▶ **EXERCISE DIRECTIONS**: Copy the data. Keep every character as given.

▶ **INPUT**:
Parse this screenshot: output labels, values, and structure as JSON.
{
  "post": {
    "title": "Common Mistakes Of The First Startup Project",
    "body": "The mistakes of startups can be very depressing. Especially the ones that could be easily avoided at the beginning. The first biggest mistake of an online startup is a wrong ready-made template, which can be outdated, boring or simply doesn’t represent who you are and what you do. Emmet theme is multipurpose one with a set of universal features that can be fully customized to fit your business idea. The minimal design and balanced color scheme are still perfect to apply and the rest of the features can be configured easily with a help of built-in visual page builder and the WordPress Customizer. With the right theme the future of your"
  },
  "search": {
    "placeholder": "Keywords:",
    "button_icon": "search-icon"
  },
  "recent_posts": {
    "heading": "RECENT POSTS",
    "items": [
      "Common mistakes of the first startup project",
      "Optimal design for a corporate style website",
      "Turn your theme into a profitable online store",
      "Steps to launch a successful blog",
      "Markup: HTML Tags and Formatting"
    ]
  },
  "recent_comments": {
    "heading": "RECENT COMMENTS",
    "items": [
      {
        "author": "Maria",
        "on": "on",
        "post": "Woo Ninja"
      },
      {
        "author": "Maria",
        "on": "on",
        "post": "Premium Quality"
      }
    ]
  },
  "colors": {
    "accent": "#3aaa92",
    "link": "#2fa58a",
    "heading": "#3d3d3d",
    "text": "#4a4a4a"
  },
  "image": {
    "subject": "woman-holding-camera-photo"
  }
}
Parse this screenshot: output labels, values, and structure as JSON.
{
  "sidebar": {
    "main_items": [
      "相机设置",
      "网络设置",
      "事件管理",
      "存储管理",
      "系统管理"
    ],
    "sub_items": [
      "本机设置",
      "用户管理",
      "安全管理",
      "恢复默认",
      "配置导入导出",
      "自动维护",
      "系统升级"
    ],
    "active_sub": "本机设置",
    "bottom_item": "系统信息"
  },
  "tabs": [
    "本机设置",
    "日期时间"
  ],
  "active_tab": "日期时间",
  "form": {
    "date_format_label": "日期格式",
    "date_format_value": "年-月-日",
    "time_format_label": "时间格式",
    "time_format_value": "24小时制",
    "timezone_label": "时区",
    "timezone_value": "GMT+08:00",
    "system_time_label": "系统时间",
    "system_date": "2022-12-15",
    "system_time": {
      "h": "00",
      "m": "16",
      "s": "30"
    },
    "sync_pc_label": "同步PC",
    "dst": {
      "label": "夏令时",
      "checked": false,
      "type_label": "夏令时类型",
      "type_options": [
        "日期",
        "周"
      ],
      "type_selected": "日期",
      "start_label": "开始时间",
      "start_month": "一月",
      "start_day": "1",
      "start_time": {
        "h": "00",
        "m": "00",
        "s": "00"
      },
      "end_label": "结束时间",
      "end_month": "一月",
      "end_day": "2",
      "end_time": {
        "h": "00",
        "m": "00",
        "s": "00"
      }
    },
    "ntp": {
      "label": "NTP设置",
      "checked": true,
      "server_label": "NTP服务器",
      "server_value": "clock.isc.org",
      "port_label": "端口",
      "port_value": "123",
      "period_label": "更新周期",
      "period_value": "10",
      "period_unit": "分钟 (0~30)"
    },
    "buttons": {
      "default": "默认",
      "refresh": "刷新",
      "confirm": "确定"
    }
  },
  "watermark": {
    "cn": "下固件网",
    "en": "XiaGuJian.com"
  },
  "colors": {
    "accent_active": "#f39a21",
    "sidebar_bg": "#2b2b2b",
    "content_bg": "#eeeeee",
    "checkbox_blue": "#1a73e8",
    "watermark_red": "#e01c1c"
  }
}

▶ **RESPONSE AREA**:
Parse this screenshot: output labels, values, and structure as JSON.
{
  "post": {
    "title": "Common Mistakes Of The First Startup Project",
    "body": "The mistakes of startups can be very depressing. Especially the ones that could be easily avoided at the beginning. The first biggest mistake of an online startup is a wrong ready-made template, which can be outdated, boring or simply doesn’t represent who you are and what you do. Emmet theme is multipurpose one with a set of universal features that can be fully customized to fit your business idea. The minimal design and balanced color scheme are still perfect to apply and the rest of the features can be configured easily with a help of built-in visual page builder and the WordPress Customizer. With the right theme the future of your"
  },
  "search": {
    "placeholder": "Keywords:",
    "button_icon": "search-icon"
  },
  "recent_posts": {
    "heading": "RECENT POSTS",
    "items": [
      "Common mistakes of the first startup project",
      "Optimal design for a corporate style website",
      "Turn your theme into a profitable online store",
      "Steps to launch a successful blog",
      "Markup: HTML Tags and Formatting"
    ]
  },
  "recent_comments": {
    "heading": "RECENT COMMENTS",
    "items": [
      {
        "author": "Maria",
        "on": "on",
        "post": "Woo Ninja"
      },
      {
        "author": "Maria",
        "on": "on",
        "post": "Premium Quality"
      }
    ]
  },
  "colors": {
    "accent": "#3aaa92",
    "link": "#2fa58a",
    "heading": "#3d3d3d",
    "text": "#4a4a4a"
  },
  "image": {
    "subject": "woman-holding-camera-photo"
  }
}
Parse this screenshot: output labels, values, and structure as JSON.
{
  "sidebar": {
    "main_items": [
      "相机设置",
      "网络设置",
      "事件管理",
      "存储管理",
      "系统管理"
    ],
    "sub_items": [
      "本机设置",
      "用户管理",
      "安全管理",
      "恢复默认",
      "配置导入导出",
      "自动维护",
      "系统升级"
    ],
    "active_sub": "本机设置",
    "bottom_item": "系统信息"
  },
  "tabs": [
    "本机设置",
    "日期时间"
  ],
  "active_tab": "日期时间",
  "form": {
    "date_format_label": "日期格式",
    "date_format_value": "年-月-日",
    "time_format_label": "时间格式",
    "time_format_value": "24小时制",
    "timezone_label": "时区",
    "timezone_value": "GMT+08:00",
    "system_time_label": "系统时间",
    "system_date": "2022-12-15",
    "system_time": {
      "h": "00",
      "m": "16",
      "s": "30"
    },
    "sync_pc_label": "同步PC",
    "dst": {
      "label": "夏令时",
      "checked": false,
      "type_label": "夏令时类型",
      "type_options": [
        "日期",
        "周"
      ],
      "type_selected": "日期",
      "start_label": "开始时间",
      "start_month": "一月",
      "start_day": "1",
      "start_time": {
        "h": "00",
        "m": "00",
        "s": "00"
      },
      "end_label": "结束时间",
      "end_month": "一月",
      "end_day": "2",
      "end_time": {
        "h": "00",
        "m": "00",
        "s": "00"
      }
    },
    "ntp": {
      "label": "NTP设置",
      "checked": true,
      "server_label": "NTP服务器",
      "server_value": "clock.isc.org",
      "port_label": "端口",
      "port_value": "123",
      "period_label": "更新周期",
      "period_value": "10",
      "period_unit": "分钟 (0~30)"
    },
    "buttons": {
      "default": "默认",
      "refresh": "刷新",
      "confirm": "确定"
    }
  },
  "watermark": {
    "cn": "下固件网",
    "en": "XiaGuJian.com"
  },
  "colors": {
    "accent_active": "#f39a21",
    "sidebar_bg": "#2b2b2b",
    "content_bg": "#eeeeee",
    "checkbox_blue": "#1a73e8",
    "watermark_red": "#e01c1c"
  }
}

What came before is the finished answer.